Website Legal Agreements

DraftKings' & FanDuel's Terms of Service Still Have Weaknesses

Since we last discussed fantasy football, we looked at DraftKings and FanDuel who had faced a number of lawsuits back in 2015 resulting in a federal inquiry. On top of the lawsuits suggesting fraud, negligence, false advertising and more, the fantasy sports moguls had Terms and Conditions binding users to even more provisions in which the validity and enforceability of the terms was questionable. Companies like Safeway and Zappos have been thumped in class action lawsuits because they failed to follow best practices for display and tracking that left their Terms of Use unenforceable. Pending additional lawsuits, it looks as if these fantasy sports sites could be candidates for similar accusations.

Last year, FanDuel’s click-through registration form was a mess. There was no way to indicate that a user had actively agreed to their terms as they were only linked in tiny print at the bottom of their sign-up flow. DraftKings was in an infinitely better situation. They included a check box for users to accept their legal terms and a separate button to click that finalizes signing up for their service. Explicit notice and agreement of online terms! We love when websites do this right!

So, where are these companies now, you ask? With fantasy football drafts running rampant, we had to see whether DraftKings and FanDuel are setting themselves up for false starts from the get-go, or gaining some positive yardage for the 2016 football season.

Let’s start with DraftKings, the front-runners in the legal game last season as far as clickwrap best practices went. Their sign up flow is still in tact and now includes a space for users’ birthdates to be entered. That covers them on the gambling side of things in which they must adhere to state regulations. Proof of customer assent is given an additional boost with the birthdate addition to their sign in flow. If taken to court based on their terms content, they now have verifiable age component, putting users at fault if they lie about their age.


DraftKings has yet to recover the ball in regards to the content of their Terms of Use. They still have the caveat section of, “Oh, we can change these terms any time we want and you have to be okay with it!” However, because of the great clickwrap, if taken to court, there is a likely chance that they can prove users agreed to that...the below provision included.  

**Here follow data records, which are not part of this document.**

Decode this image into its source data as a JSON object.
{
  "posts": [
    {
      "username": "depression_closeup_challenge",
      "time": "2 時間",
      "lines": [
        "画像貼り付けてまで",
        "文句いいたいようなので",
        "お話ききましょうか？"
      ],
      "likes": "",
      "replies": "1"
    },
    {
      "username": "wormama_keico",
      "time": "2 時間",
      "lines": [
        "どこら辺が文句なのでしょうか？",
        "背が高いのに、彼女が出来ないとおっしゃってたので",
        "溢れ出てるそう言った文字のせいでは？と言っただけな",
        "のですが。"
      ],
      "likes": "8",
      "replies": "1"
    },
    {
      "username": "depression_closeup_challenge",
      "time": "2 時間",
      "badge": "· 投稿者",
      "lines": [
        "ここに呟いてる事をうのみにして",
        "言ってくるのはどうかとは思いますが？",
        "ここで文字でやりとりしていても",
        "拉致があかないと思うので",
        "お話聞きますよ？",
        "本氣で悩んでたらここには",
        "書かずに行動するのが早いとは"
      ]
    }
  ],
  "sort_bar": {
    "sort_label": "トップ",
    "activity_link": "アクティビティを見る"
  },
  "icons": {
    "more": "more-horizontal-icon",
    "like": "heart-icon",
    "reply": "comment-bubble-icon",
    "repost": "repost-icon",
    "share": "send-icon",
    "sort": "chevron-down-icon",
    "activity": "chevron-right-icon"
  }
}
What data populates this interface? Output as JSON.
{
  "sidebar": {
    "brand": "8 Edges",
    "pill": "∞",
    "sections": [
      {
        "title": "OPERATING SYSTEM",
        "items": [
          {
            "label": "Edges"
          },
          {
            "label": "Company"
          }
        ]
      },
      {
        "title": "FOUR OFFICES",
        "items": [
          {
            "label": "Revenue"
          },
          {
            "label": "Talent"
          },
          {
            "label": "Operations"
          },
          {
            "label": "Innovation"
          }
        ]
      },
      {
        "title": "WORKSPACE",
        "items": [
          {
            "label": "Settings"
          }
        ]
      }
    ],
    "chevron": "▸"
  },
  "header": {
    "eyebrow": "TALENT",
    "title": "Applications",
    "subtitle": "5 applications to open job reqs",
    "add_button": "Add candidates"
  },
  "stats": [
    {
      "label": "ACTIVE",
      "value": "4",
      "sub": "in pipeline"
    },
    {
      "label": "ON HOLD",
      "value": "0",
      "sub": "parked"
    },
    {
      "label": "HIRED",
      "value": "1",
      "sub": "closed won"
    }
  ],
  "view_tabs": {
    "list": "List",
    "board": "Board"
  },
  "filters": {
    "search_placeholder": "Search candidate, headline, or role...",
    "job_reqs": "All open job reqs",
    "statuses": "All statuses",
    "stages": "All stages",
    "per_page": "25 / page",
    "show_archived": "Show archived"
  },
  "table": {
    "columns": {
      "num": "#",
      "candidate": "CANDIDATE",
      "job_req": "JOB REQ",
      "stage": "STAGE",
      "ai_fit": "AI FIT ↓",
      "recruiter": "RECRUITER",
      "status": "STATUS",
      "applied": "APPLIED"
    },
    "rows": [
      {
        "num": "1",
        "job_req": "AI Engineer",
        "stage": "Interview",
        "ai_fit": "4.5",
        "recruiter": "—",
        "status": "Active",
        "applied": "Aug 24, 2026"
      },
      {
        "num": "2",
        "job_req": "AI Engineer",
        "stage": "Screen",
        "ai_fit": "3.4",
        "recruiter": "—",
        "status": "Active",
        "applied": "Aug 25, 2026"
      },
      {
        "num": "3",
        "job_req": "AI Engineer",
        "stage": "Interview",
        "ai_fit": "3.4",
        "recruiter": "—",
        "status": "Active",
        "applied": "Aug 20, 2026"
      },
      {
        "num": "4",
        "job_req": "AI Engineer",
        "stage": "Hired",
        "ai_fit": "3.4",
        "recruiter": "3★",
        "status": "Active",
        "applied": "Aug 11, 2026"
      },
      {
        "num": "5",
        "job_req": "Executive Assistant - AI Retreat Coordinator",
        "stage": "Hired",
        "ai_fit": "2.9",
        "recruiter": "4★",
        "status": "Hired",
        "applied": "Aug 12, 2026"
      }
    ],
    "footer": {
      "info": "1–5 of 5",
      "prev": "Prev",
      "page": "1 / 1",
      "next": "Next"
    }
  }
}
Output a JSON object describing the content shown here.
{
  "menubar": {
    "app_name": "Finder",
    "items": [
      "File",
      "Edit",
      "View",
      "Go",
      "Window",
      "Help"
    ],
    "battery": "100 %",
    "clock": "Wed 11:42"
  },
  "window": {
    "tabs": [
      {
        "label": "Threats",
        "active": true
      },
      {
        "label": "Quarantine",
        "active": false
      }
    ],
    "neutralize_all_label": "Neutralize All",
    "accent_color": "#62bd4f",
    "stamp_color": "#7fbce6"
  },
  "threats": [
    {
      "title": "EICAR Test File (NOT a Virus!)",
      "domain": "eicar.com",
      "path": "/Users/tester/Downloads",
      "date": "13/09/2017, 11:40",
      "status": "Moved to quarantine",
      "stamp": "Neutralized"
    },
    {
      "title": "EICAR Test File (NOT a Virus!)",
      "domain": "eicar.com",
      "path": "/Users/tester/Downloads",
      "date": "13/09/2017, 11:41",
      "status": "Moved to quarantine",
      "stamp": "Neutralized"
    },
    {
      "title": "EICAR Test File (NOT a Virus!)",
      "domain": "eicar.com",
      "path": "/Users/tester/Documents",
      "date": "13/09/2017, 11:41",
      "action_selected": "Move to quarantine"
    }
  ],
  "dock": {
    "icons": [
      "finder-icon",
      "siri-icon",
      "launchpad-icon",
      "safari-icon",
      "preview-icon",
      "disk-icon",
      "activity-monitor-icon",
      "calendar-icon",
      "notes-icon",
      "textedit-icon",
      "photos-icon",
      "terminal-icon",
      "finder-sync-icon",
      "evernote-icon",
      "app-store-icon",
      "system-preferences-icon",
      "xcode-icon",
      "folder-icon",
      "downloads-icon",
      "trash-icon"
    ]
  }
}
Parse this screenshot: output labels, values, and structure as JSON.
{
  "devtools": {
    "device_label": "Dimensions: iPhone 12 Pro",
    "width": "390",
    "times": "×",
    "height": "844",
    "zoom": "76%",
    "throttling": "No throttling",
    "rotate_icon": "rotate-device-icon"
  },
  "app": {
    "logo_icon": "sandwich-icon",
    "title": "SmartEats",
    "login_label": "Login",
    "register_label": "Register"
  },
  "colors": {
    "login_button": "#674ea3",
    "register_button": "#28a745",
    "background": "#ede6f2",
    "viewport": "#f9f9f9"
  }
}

FanDuel has yet to change their ways and is still offsides when it comes to proper execution of their clickwrap agreements. Unfortunately, that is a common mistake among plenty of SaaS startups. Their login format remains unchanged, still relying on hyperlinks and “binding” people through small login flow print. Their confirmation button for becoming a user still says “play now” indicating that this is a game, rather than a virtual league where money can certainly be at stake.


But you better believe that their Terms of Use still scream in all caps at the beginning of the agreement that Section 15 entails a waiver of class action rights and is subject to binding arbitration. They were not shy about that reminder!


Here at PactSafe, we love friendly competition, tailgating, and enjoying sports more than your average group. Still, it’s difficult to completely back either of these fantasy sports organizations when neither of their execution of online agreements is completely sound. This is a perfect example of how both drafting online terms, and having them executed properly are equally important. Learn about more ways to not execute clickwraps here. We wouldn’t want federal court pass interference to cost you the game. 

Don’t miss out!

Want the latest news, tips and best practices for high-velocity acceptance? Subscribe to our newsletter.